Statutory public meetings
The Sunshine Amendment

Additional Resources:

Florida Constitution
The Florida Transparency Act 2009
City of Tallahassee Social Media Policy
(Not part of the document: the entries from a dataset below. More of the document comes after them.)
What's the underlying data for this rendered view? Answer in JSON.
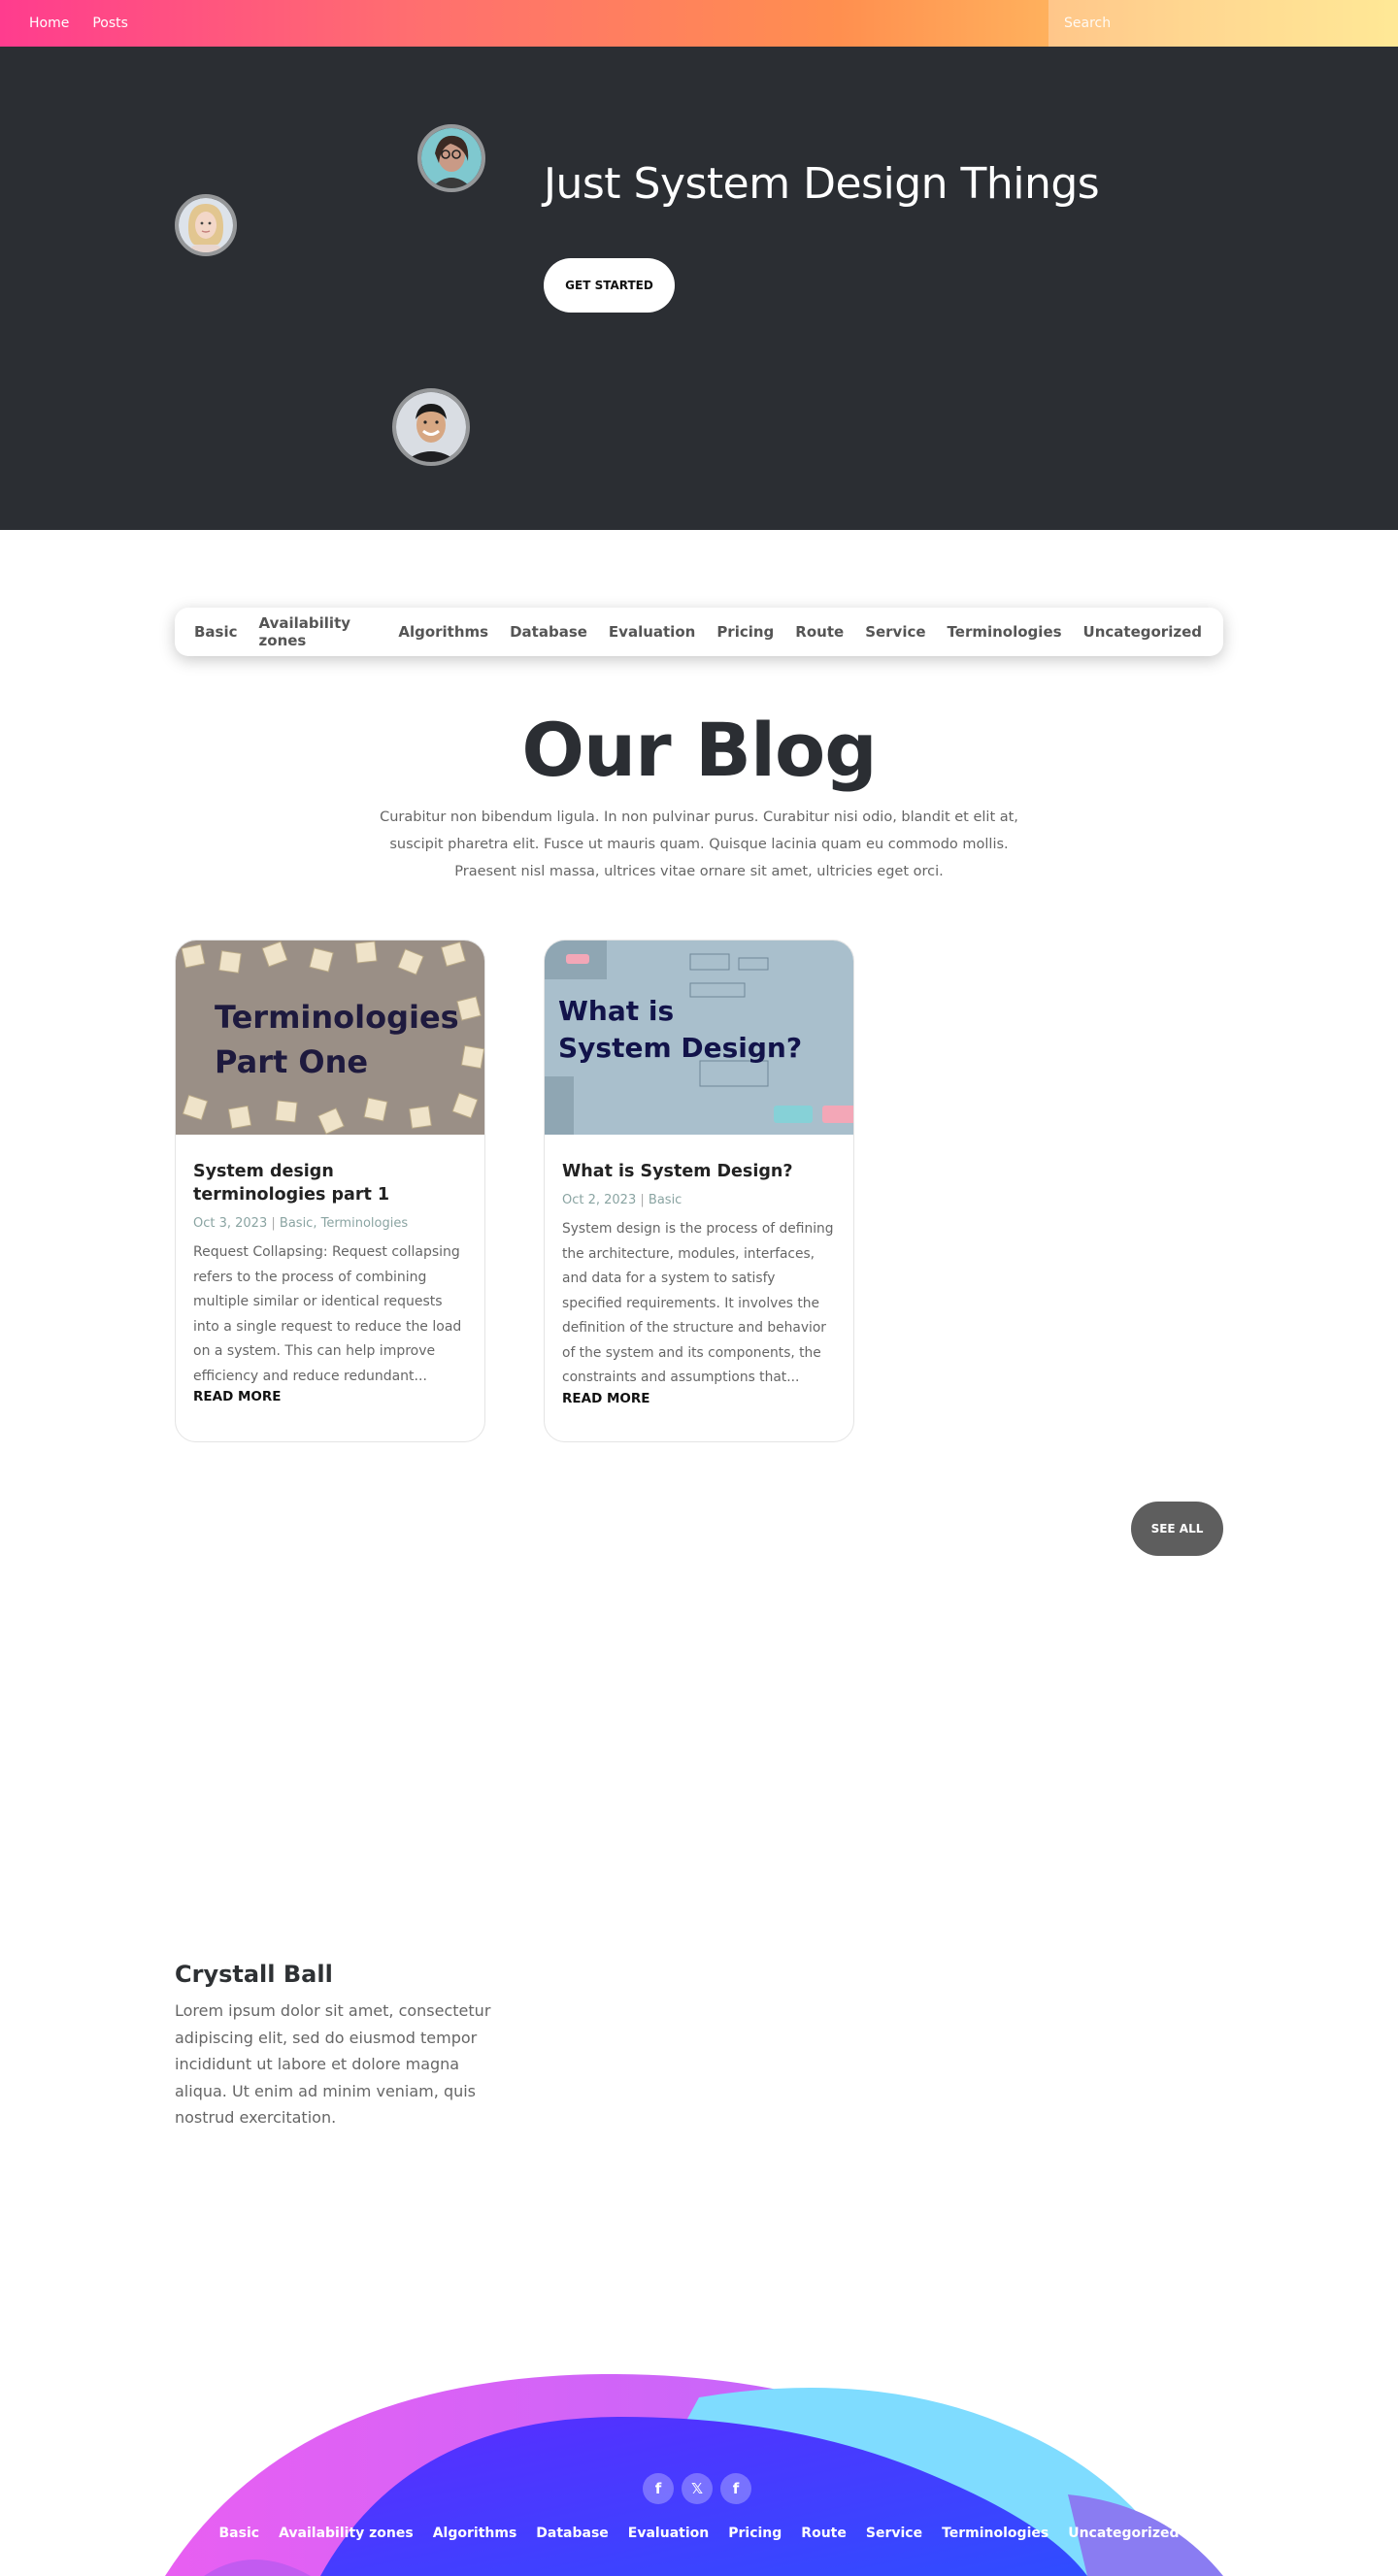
{
  "topbar": {
    "nav": [
      {
        "label": "Home"
      },
      {
        "label": "Posts"
      }
    ],
    "search_placeholder": "Search"
  },
  "hero": {
    "title": "Just System Design Things",
    "button_label": "GET STARTED"
  },
  "categories": [
    "Basic",
    "Availability zones",
    "Algorithms",
    "Database",
    "Evaluation",
    "Pricing",
    "Route",
    "Service",
    "Terminologies",
    "Uncategorized"
  ],
  "blog": {
    "title": "Our Blog",
    "subtitle": "Curabitur non bibendum ligula. In non pulvinar purus. Curabitur nisi odio, blandit et elit at, suscipit pharetra elit. Fusce ut mauris quam. Quisque lacinia quam eu commodo mollis. Praesent nisl massa, ultrices vitae ornare sit amet, ultricies eget orci."
  },
  "posts": [
    {
      "image_text": [
        "Terminologies",
        "Part One"
      ],
      "title": "System design terminologies part 1",
      "date": "Oct 3, 2023",
      "tags": "Basic, Terminologies",
      "excerpt": "Request Collapsing: Request collapsing refers to the process of combining multiple similar or identical requests into a single request to reduce the load on a system. This can help improve efficiency and reduce redundant...",
      "read_more": "READ MORE"
    },
    {
      "image_text": [
        "What is",
        "System Design?"
      ],
      "title": "What is System Design?",
      "date": "Oct 2, 2023",
      "tags": "Basic",
      "excerpt": "System design is the process of defining the architecture, modules, interfaces, and data for a system to satisfy specified requirements. It involves the definition of the structure and behavior of the system and its components, the constraints and assumptions that...",
      "read_more": "READ MORE"
    }
  ],
  "see_all_label": "SEE ALL",
  "crystall": {
    "title": "Crystall Ball",
    "text": "Lorem ipsum dolor sit amet, consectetur adipiscing elit, sed do eiusmod tempor incididunt ut labore et dolore magna aliqua. Ut enim ad minim veniam, quis nostrud exercitation."
  },
  "footer": {
    "social": [
      {
        "icon": "facebook-icon",
        "glyph": "f"
      },
      {
        "icon": "x-twitter-icon",
        "glyph": "𝕏"
      },
      {
        "icon": "facebook-icon",
        "glyph": "f"
      }
    ],
    "nav": [
      "Basic",
      "Availability zones",
      "Algorithms",
      "Database",
      "Evaluation",
      "Pricing",
      "Route",
      "Service",
      "Terminologies",
      "Uncategorized"
    ]
  },
  "colors": {
    "hero_bg": "#2b2e33",
    "accent_pink": "#ff3c8e",
    "accent_yellow": "#ffe06e",
    "meta_teal": "#8aa4a2",
    "see_all_bg": "#5e5e5e"
  }
}
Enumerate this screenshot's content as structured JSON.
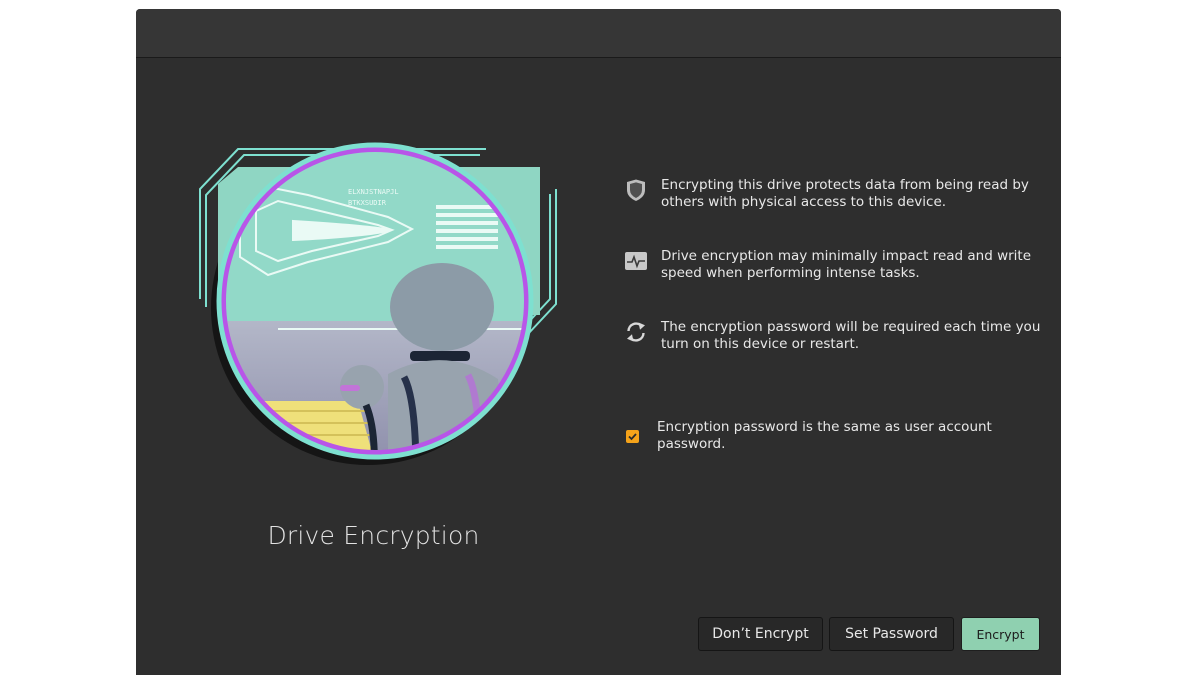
{
  "hero": {
    "title": "Drive Encryption"
  },
  "info": [
    {
      "icon": "shield-icon",
      "text": "Encrypting this drive protects data from being read by others with physical access to this device."
    },
    {
      "icon": "activity-monitor-icon",
      "text": "Drive encryption may minimally impact read and write speed when performing intense tasks."
    },
    {
      "icon": "restart-icon",
      "text": "The encryption password will be required each time you turn on this device or restart."
    }
  ],
  "checkbox": {
    "checked": true,
    "label": "Encryption password is the same as user account password."
  },
  "buttons": {
    "dont_encrypt": "Don’t Encrypt",
    "set_password": "Set Password",
    "encrypt": "Encrypt"
  },
  "illustration": {
    "screen_text_1": "ELXNJSTNAPJL",
    "screen_text_2": "BTKXSUDIR"
  },
  "colors": {
    "window_bg": "#2e2e2e",
    "titlebar_bg": "#363636",
    "accent_green": "#8fd0b0",
    "checkbox_orange": "#f5a31a",
    "ring_cyan": "#7ee0d0",
    "ring_purple": "#b855e8"
  }
}
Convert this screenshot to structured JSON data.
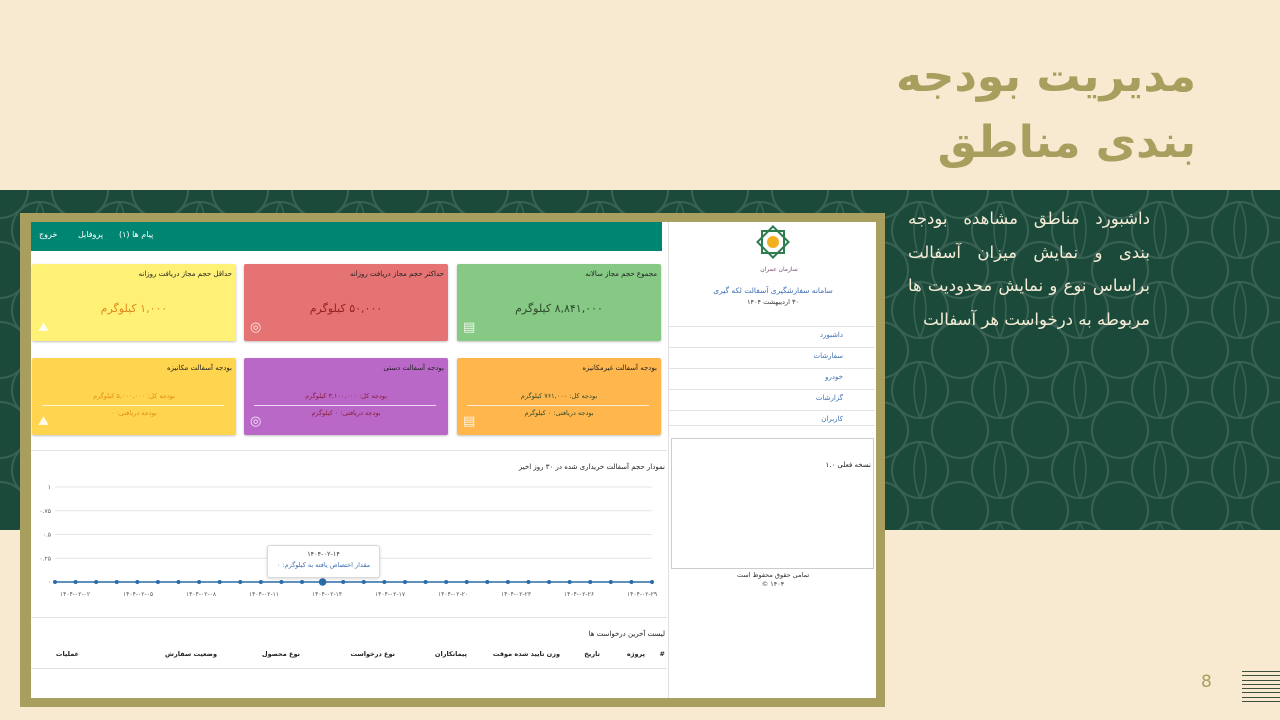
{
  "slide": {
    "title_line1": "مدیریت بودجه",
    "title_line2": "بندی مناطق",
    "description": "داشبورد مناطق مشاهده بودجه بندی و نمایش میزان آسفالت براساس نوع و نمایش محدودیت ها مربوطه به درخواست هر آسفالت",
    "page_number": "8",
    "colors": {
      "background": "#f7ead0",
      "band": "#1c4a3a",
      "title": "#a89e5e",
      "frame": "#a89e5e"
    }
  },
  "app": {
    "topbar": {
      "messages": "پیام ها (۱)",
      "profile": "پروفایل",
      "logout": "خروج",
      "color": "#008573"
    },
    "sidebar": {
      "logo_caption": "سازمان عمران",
      "system_name": "سامانه سفارشگیری آسفالت لکه گیری",
      "date": "۳۰ اردیبهشت ۱۴۰۴",
      "nav": [
        {
          "label": "داشبورد"
        },
        {
          "label": "سفارشات"
        },
        {
          "label": "خودرو"
        },
        {
          "label": "گزارشات"
        },
        {
          "label": "کاربران"
        }
      ],
      "version": "نسخه فعلی ۱.۰",
      "copyright": "تمامی حقوق محفوظ است",
      "copyright_year": "۱۴۰۴ ©"
    },
    "cards": [
      {
        "title": "مجموع حجم مجاز سالانه",
        "value": "۸,۸۴۱,۰۰۰ کیلوگرم",
        "color": "#85c985",
        "text_color": "#2e4a2e",
        "icon": "document-icon"
      },
      {
        "title": "حداکثر حجم مجاز دریافت روزانه",
        "value": "۵۰,۰۰۰ کیلوگرم",
        "color": "#e57373",
        "text_color": "#9a1f1f",
        "icon": "gauge-icon"
      },
      {
        "title": "حداقل حجم مجاز دریافت روزانه",
        "value": "۱,۰۰۰ کیلوگرم",
        "color": "#fff176",
        "text_color": "#e08a1e",
        "icon": "road-icon"
      },
      {
        "title": "بودجه آسفالت غیرمکانیزه",
        "line1": "بودجه کل: ۷۶۱,۰۰۰ کیلوگرم",
        "line2": "بودجه دریافتی: ۰ کیلوگرم",
        "color": "#ffb74d",
        "text_color": "#2e4a2e",
        "icon": "document-icon"
      },
      {
        "title": "بودجه آسفالت دستی",
        "line1": "بودجه کل: ۳,۱۰۰,۰۰۰ کیلوگرم",
        "line2": "بودجه دریافتی: ۰ کیلوگرم",
        "color": "#ba68c8",
        "text_color": "#8a1f3a",
        "icon": "gauge-icon"
      },
      {
        "title": "بودجه آسفالت مکانیزه",
        "line1": "بودجه کل: ۵,۰۰۰,۰۰۰ کیلوگرم",
        "line2": "بودجه دریافتی: ۰",
        "color": "#ffd54f",
        "text_color": "#e08a1e",
        "icon": "road-icon"
      }
    ],
    "table": {
      "title": "لیست آخرین درخواست ها",
      "headers": [
        "#",
        "پروژه",
        "تاریخ",
        "وزن تایید شده موقت",
        "پیمانکاران",
        "نوع درخواست",
        "نوع محصول",
        "وضعیت سفارش",
        "عملیات"
      ]
    },
    "tooltip": {
      "date": "۱۴۰۴-۰۲-۱۴",
      "label": "مقدار اختصاص یافته به کیلوگرم: ۰"
    }
  },
  "chart_data": {
    "type": "line",
    "title": "نمودار حجم آسفالت خریداری شده در ۳۰ روز اخیر",
    "ylim": [
      0,
      1
    ],
    "y_ticks": [
      "۰",
      "۰.۲۵",
      "۰.۵",
      "۰.۷۵",
      "۱"
    ],
    "x_tick_labels": [
      "۱۴۰۴-۰۲-۰۲",
      "۱۴۰۴-۰۲-۰۵",
      "۱۴۰۴-۰۲-۰۸",
      "۱۴۰۴-۰۲-۱۱",
      "۱۴۰۴-۰۲-۱۴",
      "۱۴۰۴-۰۲-۱۷",
      "۱۴۰۴-۰۲-۲۰",
      "۱۴۰۴-۰۲-۲۳",
      "۱۴۰۴-۰۲-۲۶",
      "۱۴۰۴-۰۲-۲۹"
    ],
    "x_range": [
      "۱۴۰۴-۰۲-۰۱",
      "۱۴۰۴-۰۳-۰۱"
    ],
    "values": [
      0,
      0,
      0,
      0,
      0,
      0,
      0,
      0,
      0,
      0,
      0,
      0,
      0,
      0,
      0,
      0,
      0,
      0,
      0,
      0,
      0,
      0,
      0,
      0,
      0,
      0,
      0,
      0,
      0,
      0
    ],
    "highlight_index": 13,
    "grid": true,
    "line_color": "#2a6ca8"
  }
}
News/ Articles
Florida’s Strong Public Record Laws
Citizens Battle for Public Records